Running a fare trade caf in a local hall

Selling hand made jewellery

A cake stall

Make over stall

Creating and selling a book of youth poetry

Organising a fashion show using charity shop clothes!

What we hope is that young people will invest their time and energy in some kind of action that will be fun and which will raise awareness of their potential as well as funds!

To launch the initiative the two directors of FYT and Worth Unlimited will be given £10 to go on the road for a week in order to collect 100 stories of hope about young people as a sponsored activity. During this time they will travel to Bristol, Cardiff, Birmingham, Liverpool and Glasgow with no resources or arrangements other than contact with several local youth work projects, radio stations and their £10! Tim and Dave see this as an alternative model for Christian leaders to promote their ideas a substitute for large scale Christian conferences! The book with the stories of hope will be on sale during October.

The best youth work event in the world (probably)

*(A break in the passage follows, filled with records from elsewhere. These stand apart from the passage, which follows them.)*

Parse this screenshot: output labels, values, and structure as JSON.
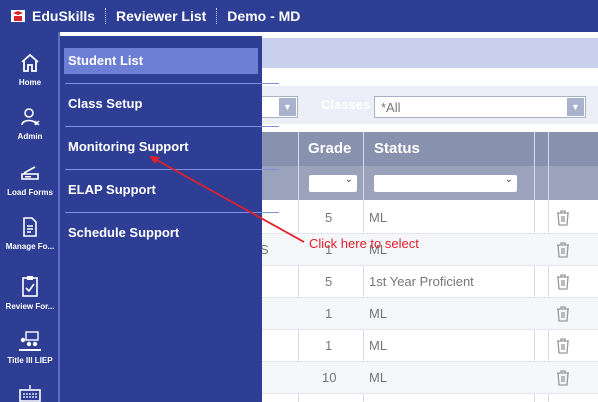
{
  "topbar": {
    "app_name": "EduSkills",
    "section": "Reviewer List",
    "district": "Demo - MD"
  },
  "rail": {
    "items": [
      {
        "label": "Home",
        "icon": "home-icon"
      },
      {
        "label": "Admin",
        "icon": "admin-user-icon"
      },
      {
        "label": "Load Forms",
        "icon": "scanner-icon"
      },
      {
        "label": "Manage Fo...",
        "icon": "document-icon"
      },
      {
        "label": "Review For...",
        "icon": "clipboard-check-icon"
      },
      {
        "label": "Title III LIEP",
        "icon": "classroom-icon"
      },
      {
        "label": "",
        "icon": "keyboard-icon"
      }
    ]
  },
  "filters": {
    "classes_label": "Classes",
    "classes_value": "*All"
  },
  "table": {
    "headers": {
      "grade": "Grade",
      "status": "Status"
    },
    "rows": [
      {
        "grade": "5",
        "status": "ML",
        "name_fragment": ""
      },
      {
        "grade": "1",
        "status": "ML",
        "name_fragment": "S"
      },
      {
        "grade": "5",
        "status": "1st Year Proficient",
        "name_fragment": ""
      },
      {
        "grade": "1",
        "status": "ML",
        "name_fragment": ""
      },
      {
        "grade": "1",
        "status": "ML",
        "name_fragment": ""
      },
      {
        "grade": "10",
        "status": "ML",
        "name_fragment": ""
      }
    ]
  },
  "menu": {
    "items": [
      {
        "label": "Student List",
        "active": true
      },
      {
        "label": "Class Setup",
        "active": false
      },
      {
        "label": "Monitoring Support",
        "active": false
      },
      {
        "label": "ELAP Support",
        "active": false
      },
      {
        "label": "Schedule Support",
        "active": false
      }
    ]
  },
  "annotation": {
    "text": "Click here to select"
  },
  "colors": {
    "nav_bg": "#2e3e94",
    "menu_active": "#6d7fd4",
    "table_header": "#8891ad",
    "annotation": "#e0202a"
  }
}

The planning for the next Occasion is well underway. It is shaping up to be a truly excellent event again. If you are involved in youthwork anywhere from Gloucestershire down to Cornwall, or Dorest etc this is the event for you. The feedback last year was outstanding and this year with opportunities for young leaders, extra time volunteers, and full timers it has to be the place to be. The event truly does create a sense of Occasion last year the training was great and the lunch was memorable (taking everyone out to lunch for a great all you can eat Chinese). Follow the link to book a place BUT HURRY!